Overall engineers want to buy fewer saas tools than one-time purchases of third-party code. We see that almost 40% of responders don't want to spend any money on saas tools, while only 22% of respondents don't want to buy third-party code by one-time purchase. Additionally, engineers want to spend less money on saas tools even if they want to buy them.
Engineers with 0-1 years of experience and more than 10 years of experience tend not to spend any money on SaaS tools.
The main conclusion of this study is that the use of certain technologies in the development of web applications directly depends on the experience of engineers. Developers with less experience tend to like new technologies more such as no-code/low-code solutions, GraphQL and non-relational databases.
Engineers with less experience tend to get knowledge from online sources, while developers with more experience in software development prefer to use more traditional methods in obtaining new knowledge such as books, etc. Retool and Bubble are the leaders by popularity among no-code/low-code.
The most popular web application development stack is React, Node.js, PostgreSQL, Amazon AWS, and bootstrap, which correlates with other surveys in the industry. Most engineers prefer to manage the database themselves rather than using headless cms or serverless solutions. Engineers with more than 5 years of software development experience tend to spend more on third-party code and saas tools if this speeds up the development process.
We plan to perform another study in a year from now, since it is really important to evaluate the results in dynamics. Particularly it is not clear whether no-code/low-code tools will still hold the same level of popularity among more experienced engineers or it will grow due to the fact that those who are entry-level engineers now will keep using those no-code/low-code tools throughout their careers.
In general, at the moment it seems like “fashionable” tools like low-code/no-code platforms, MongoDB, GraphQL are only fashionable - most engineers, specifically experienced ones prefer to use traditional and fundamental analogues: writing code, using relational databases, REST API respectively. However, this statement needs to be tested in a year from now to evaluate the dynamics.

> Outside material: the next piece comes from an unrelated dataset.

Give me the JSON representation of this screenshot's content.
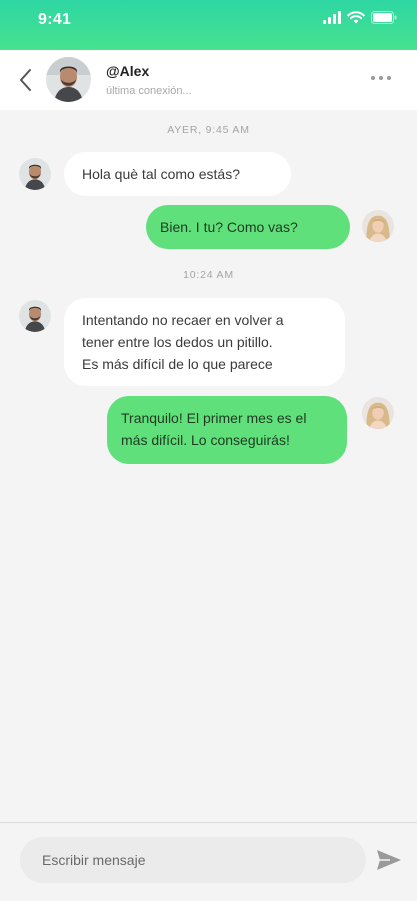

If you have some suggestions, questions or critics - feel free to leave your comments in the special forum post dedicated to this matter! We are open for discussion and feedback.

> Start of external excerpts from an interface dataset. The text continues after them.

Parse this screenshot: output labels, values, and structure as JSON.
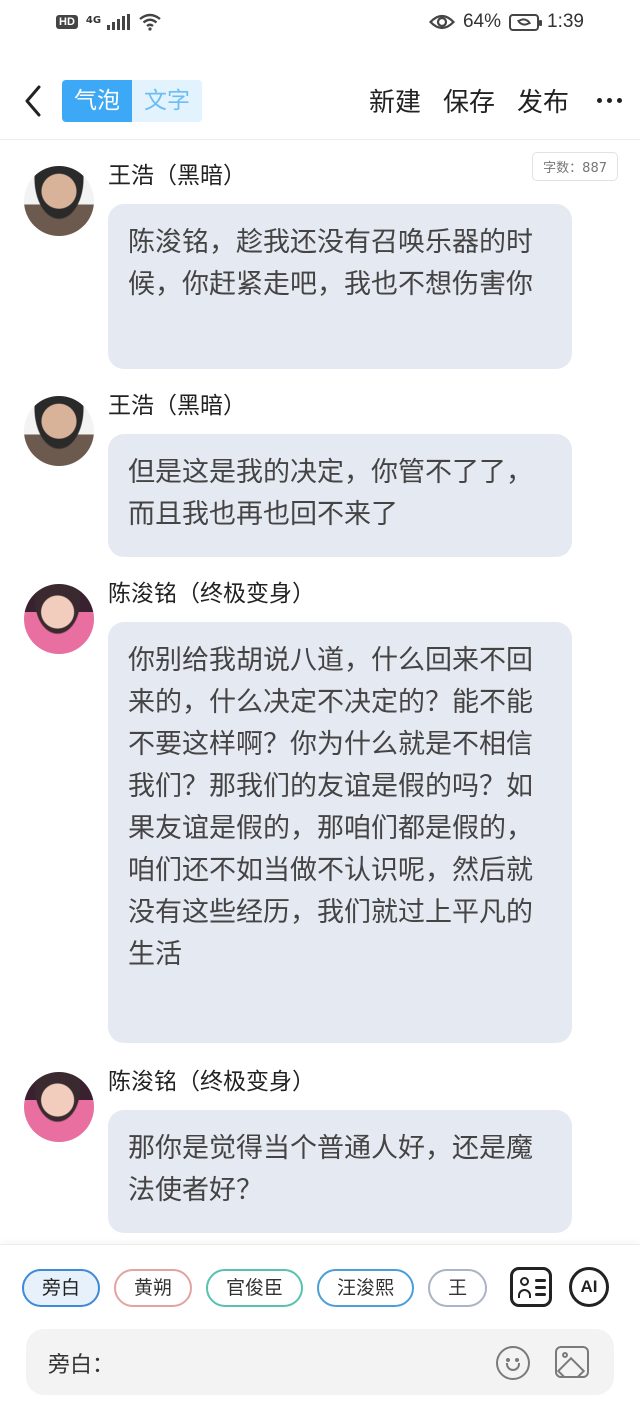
{
  "status_bar": {
    "hd": "HD",
    "network": "4G",
    "battery": "64%",
    "time": "1:39"
  },
  "header": {
    "tabs": [
      {
        "label": "气泡",
        "active": true
      },
      {
        "label": "文字",
        "active": false
      }
    ],
    "actions": [
      "新建",
      "保存",
      "发布"
    ]
  },
  "word_count": "字数：887",
  "messages": [
    {
      "sender": "王浩（黑暗）",
      "text": "陈浚铭，趁我还没有召唤乐器的时候，你赶紧走吧，我也不想伤害你"
    },
    {
      "sender": "王浩（黑暗）",
      "text": "但是这是我的决定，你管不了了，而且我也再也回不来了"
    },
    {
      "sender": "陈浚铭（终极变身）",
      "text": "你别给我胡说八道，什么回来不回来的，什么决定不决定的？能不能不要这样啊？你为什么就是不相信我们？那我们的友谊是假的吗？如果友谊是假的，那咱们都是假的，咱们还不如当做不认识呢，然后就没有这些经历，我们就过上平凡的生活"
    },
    {
      "sender": "陈浚铭（终极变身）",
      "text": "那你是觉得当个普通人好，还是魔法使者好？"
    }
  ],
  "bottom": {
    "chips": [
      "旁白",
      "黄朔",
      "官俊臣",
      "汪浚熙",
      "王"
    ],
    "ai_label": "AI",
    "input_label": "旁白："
  },
  "colors": {
    "accent": "#3da8f5",
    "bubble": "#e5e9f1"
  }
}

If you need raw data - please contact us at [email protected], we will be happy to share!